DESPITE promises by both the former and current government to open the doors to the newly-refurbished main courthouse on Peynier Street in Castries in the quickest time possible, the building remains closed.
Since undergoing a lengthy period of refurbishment after the court went into recess in July last year, the courthouse has been a hot discussion topic among members of the legal fraternity who were promised that the building would have been opened for the commencement of the new law year by mid-September last year.
When the renovation phase went past the opening of the new law year, then President of the Bar Association of Saint Lucia, Mary Juliana Charles, told The VOICE in October last year that the Bar had “found that the so-called renovations were totally lacking” after she and other lawyers toured the building.
The renovations became necessary following years of staff complaining about bouts of respiratory problems stemming from asbestos and the excrement of bats, rats and pigeons that burrowed in the ceiling and other parts of the building. In some instances, members of the legal fraternity staged sit-outs and protest marches calling for improved conditions at the courthouse.
As a result of the closure, court cases are being heard in various locations across the city, including at Nyerah Court on John Compton Highway and La Place Carenage on Jeremie Street. Moreover, Charles insisted that while the renovations were necessary, Bar Association members were more concerned about having an air quality assessment on the building done before they returned there.
In September this year, Charles told The VOICE that renovations were completed on the building and that she had received an update from the Ministry of Home Affairs, Justice and National Security that an air quality assessment was conducted on the building between August 22 and 24 this year.
Charles said those samples were forwarded to be tested by laboratories in the United States and that results would be made available to the ministry two weeks later.

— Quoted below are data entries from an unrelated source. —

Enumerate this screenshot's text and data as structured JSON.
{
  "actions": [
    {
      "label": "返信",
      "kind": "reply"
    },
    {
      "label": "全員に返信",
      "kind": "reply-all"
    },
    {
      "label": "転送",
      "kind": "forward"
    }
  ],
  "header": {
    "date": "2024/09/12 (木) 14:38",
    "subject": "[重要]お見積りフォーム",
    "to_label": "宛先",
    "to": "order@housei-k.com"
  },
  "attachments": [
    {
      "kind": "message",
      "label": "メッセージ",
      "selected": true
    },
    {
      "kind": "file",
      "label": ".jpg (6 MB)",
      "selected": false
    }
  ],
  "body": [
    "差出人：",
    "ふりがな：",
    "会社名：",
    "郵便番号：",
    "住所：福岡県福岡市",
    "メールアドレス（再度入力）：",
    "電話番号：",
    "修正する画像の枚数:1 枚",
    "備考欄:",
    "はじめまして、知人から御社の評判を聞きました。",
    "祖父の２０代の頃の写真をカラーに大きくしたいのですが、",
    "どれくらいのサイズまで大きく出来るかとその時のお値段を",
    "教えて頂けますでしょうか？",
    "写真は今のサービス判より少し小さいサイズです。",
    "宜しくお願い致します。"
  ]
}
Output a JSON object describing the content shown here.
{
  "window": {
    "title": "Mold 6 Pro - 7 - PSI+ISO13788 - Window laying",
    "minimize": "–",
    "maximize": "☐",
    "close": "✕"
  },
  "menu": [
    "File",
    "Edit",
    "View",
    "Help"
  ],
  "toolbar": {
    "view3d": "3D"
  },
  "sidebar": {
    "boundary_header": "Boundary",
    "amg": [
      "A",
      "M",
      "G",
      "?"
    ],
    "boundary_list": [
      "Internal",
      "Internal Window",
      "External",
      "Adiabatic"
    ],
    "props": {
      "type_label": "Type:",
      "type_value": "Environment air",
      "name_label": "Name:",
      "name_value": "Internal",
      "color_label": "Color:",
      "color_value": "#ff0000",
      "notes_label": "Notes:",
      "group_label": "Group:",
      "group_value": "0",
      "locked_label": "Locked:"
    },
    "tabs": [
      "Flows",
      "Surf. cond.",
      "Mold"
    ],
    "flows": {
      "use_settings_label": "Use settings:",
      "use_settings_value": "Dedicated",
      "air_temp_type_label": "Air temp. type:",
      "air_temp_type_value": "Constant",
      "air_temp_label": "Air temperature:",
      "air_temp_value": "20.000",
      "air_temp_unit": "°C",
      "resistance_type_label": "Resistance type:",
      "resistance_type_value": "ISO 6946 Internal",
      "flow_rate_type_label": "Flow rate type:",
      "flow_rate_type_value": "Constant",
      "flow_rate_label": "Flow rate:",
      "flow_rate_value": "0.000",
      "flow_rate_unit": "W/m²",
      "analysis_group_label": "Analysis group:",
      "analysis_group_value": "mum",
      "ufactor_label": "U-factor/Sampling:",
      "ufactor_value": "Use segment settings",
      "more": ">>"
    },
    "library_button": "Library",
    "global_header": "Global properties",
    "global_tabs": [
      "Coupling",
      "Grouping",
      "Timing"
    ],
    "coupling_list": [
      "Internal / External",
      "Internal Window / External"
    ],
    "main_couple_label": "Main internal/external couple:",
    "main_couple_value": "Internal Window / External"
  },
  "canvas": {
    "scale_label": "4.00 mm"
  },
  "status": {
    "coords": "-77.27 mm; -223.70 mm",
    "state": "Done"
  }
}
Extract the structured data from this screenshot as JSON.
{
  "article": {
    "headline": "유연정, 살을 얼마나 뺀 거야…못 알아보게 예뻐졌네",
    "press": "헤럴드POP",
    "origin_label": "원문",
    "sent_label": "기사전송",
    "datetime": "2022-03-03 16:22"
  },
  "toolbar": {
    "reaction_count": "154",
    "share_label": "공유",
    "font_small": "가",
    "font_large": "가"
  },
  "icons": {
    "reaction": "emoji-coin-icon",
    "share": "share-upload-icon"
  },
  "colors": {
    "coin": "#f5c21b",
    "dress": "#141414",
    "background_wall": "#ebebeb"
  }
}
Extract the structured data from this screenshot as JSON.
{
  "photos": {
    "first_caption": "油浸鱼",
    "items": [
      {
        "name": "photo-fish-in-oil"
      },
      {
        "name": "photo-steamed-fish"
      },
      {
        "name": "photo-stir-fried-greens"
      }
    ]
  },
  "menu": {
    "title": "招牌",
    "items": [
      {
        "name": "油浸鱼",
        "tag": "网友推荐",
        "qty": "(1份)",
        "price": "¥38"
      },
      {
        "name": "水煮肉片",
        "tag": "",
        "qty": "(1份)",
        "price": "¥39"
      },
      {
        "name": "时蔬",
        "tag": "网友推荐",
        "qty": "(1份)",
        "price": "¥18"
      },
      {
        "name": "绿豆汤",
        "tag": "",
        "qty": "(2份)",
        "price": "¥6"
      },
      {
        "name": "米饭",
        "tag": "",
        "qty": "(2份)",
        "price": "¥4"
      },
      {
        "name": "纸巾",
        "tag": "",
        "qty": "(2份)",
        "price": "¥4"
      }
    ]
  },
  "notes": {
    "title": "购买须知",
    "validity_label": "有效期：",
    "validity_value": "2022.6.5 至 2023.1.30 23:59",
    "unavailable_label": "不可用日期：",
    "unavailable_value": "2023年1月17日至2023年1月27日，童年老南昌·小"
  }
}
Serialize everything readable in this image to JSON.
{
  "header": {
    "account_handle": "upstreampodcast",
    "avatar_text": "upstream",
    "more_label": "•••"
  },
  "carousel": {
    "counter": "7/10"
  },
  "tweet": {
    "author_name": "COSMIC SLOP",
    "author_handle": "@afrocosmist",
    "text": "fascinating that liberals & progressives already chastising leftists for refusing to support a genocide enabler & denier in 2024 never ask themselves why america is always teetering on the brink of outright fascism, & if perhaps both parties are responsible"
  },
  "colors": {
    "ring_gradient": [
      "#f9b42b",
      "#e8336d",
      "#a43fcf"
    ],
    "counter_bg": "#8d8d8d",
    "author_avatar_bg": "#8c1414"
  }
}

The hope was that the building would have been opened for business last September, which did not materialize.
Attorney and President of the Senate, Andy Daniel, weighed in on the matter last Thursday, telling The VOICE that the longstanding issue needs to come to a close for the sake of justice being seen to be in action.
“I believe that we must make our system work,” Daniel said. “We must stop looking for excuses for not achieving or not going about with what we’re supposed to. We have a judicial system, so let’s put resources and manpower (into it) and get the system to work. Many jurisdictions have one court with various aspects of it. When you prepare for your case, you should go to trial.”
Daniel added that the requisite resources needed to be put into the justice system, whether they are of manpower, financial or buildings in nature. He said Saint Lucia’s justice system “has proven that it can work because it’s the same system we use throughout the OECS and what we have adopted from other countries.”
“If it’s working elsewhere, it can work in Saint Lucia if we put our heads together,” Daniel said.
While serving as magistrate in the past, Daniel said there were instances in which he insisted that courthouses were of a certain standard, stressing that the general courtroom ambience does affect the state of mind.
Daniel added that despite the courtroom being moved to another location, officers of the court must perform to the best of their ability since the court is not necessarily the building. However, he conceded that the actual courthouse does have an effect on one’s performance as a lawyer, judge or parties to a matter.
“I would love to see the system work and the courthouse open. I don’t care what people feel about how (the court) is working at La Place Carenage; my opinion is that the court should not be at La Place Carenage. So I would love for the courthouse to be moved from there. I’m hoping that in the new year government, through the Minister for Legal Affairs, will do all that is necessary to ensure that the court is returned to where it rightfully belongs,” Daniel explained.